Glossy screens do look much more vibrant though. They tend to produce an image that’s much more saturated, than glossy screens. This in turn makes people believe that they’re getting a better product. I know for the longest time I wanted a laptop with a glossy screen. And I do love the glossy screen on my MacBook Air. But a laptop has a totally different usage pattern from iPads.

So, for these reasons I decided to try out a matte iPad screen protector. Now, I’m not the kind of person that likes to put screen protectors on his devices. For the most part I find that screen protectors make the device less usable, come off easily[1], wreak havoc on accessories[2], and in general tend to be a kind of snake oil. I suppose they do protect the screen, but how often do you put items that are likely to scratch your devices right next to them? My guess is: if you care about your device, never. So, this is a screen protector only insofar as its a providing a matte finish on the screen.

In the few days that I’ve had it on I’ve really enjoyed it. Glare is totally gone. Fingerprints and smudges show up. I haven’t tried it outside, but since I never really used the iPad outside in the first place I don’t see it as a big use case for me. Bu the really interesting thing is that it makes the iPad feel new again. I don’t know why this is. I could be just that it looks so much different that it feels new and exciting, or it could be that this is what I always wanted. Time will tell.

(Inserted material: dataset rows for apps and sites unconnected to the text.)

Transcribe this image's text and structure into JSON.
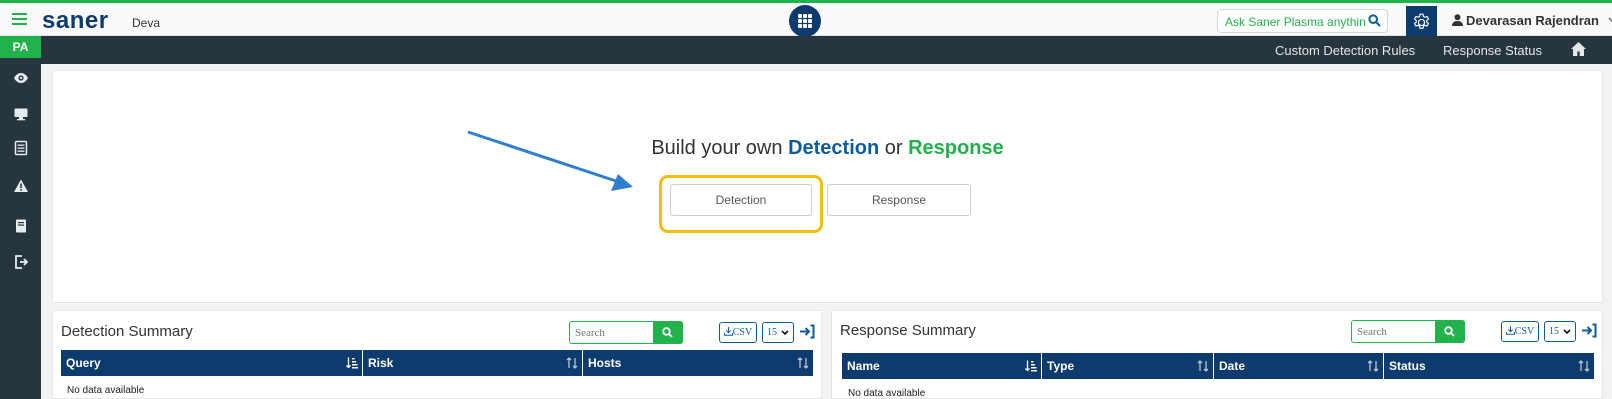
{
  "header": {
    "logo": "saner",
    "org": "Deva",
    "ask_placeholder": "Ask Saner Plasma anything !",
    "user_name": "Devarasan Rajendran"
  },
  "sidebar": {
    "badge": "PA",
    "icons": [
      "eye-icon",
      "monitor-icon",
      "list-icon",
      "warning-icon",
      "book-icon",
      "logout-icon"
    ]
  },
  "subnav": {
    "links": [
      "Custom Detection Rules",
      "Response Status"
    ]
  },
  "hero": {
    "title_prefix": "Build your own ",
    "title_detection": "Detection",
    "title_or": " or ",
    "title_response": "Response",
    "detection_button": "Detection",
    "response_button": "Response"
  },
  "detection_summary": {
    "title": "Detection Summary",
    "search_placeholder": "Search",
    "csv_label": "CSV",
    "page_size": "15",
    "columns": [
      "Query",
      "Risk",
      "Hosts"
    ],
    "empty": "No data available"
  },
  "response_summary": {
    "title": "Response Summary",
    "search_placeholder": "Search",
    "csv_label": "CSV",
    "page_size": "15",
    "columns": [
      "Name",
      "Type",
      "Date",
      "Status"
    ],
    "empty": "No data available"
  },
  "colors": {
    "brand_navy": "#0d3b6e",
    "brand_green": "#22b24c",
    "sidebar_dark": "#27353f",
    "highlight": "#f5bd12",
    "arrow": "#2f7fd0"
  }
}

If you’ve had issues with glare and oils on your iPad I highly recommend trying out a matte screen protector. I bought a cheap one at Walmart for $12, so it’s not exactly expensive to try it out. Putting the screen protector on can be pretty tricky. I takes lots of time and patience to get it right. Even after an hour or so of applying and re-applying the film I have a few bubbles around the bezel. I’m living with these for the time being. If I find that the matte screen protector is something I want to stick with longer term I’ll fiddle around with it some more.

For those of you looking at applying a screen protector, here are a few tips:

  • Wash your hands really well before working with the film. This will remove dust and excess oil from your hands during applicaton?
  • Clean the screen thoroughly using a screen cleaner and lint-free cloth.
  • Apply the film in an area that has little or no dust in the air. Applying the film in the bathroom after running a hot shower for a few minutes will cause dust in the air to become heavy and fall.
  • Use a pencil with some scotch tape, sticky side out, on it as a “dabber” to remove dust and hair from the screen and film that works its way in during application.
  • Use a credit card to push air bubbles to the sides.
  • Take the time to line up the cut outs before laying down the entire film.
  • Apply the film slowly, no need to rush.
  • Don’t feel as though you need to buy another screen protector if you get lots of dust underneath. Potentially remove the dust particles using the dabber. You only need to replace the film if it gets creased or loses its stickiness.

  1. In the past, I’ve found that screen protectors tend to come off fairly easily if you expose them to an environment that’s constantly rubbing the edges of the protector, pockets for example. If you put a screen protector on, then cover the edges of the screen protector with a case you won’t run into this issue. But you’ll have an abomination of a device.  ↩

  2. Try putting a Glif on an iPhone that has a screen protector on it to see what I mean. The screen protector needs to come off for the Glif to fit.  ↩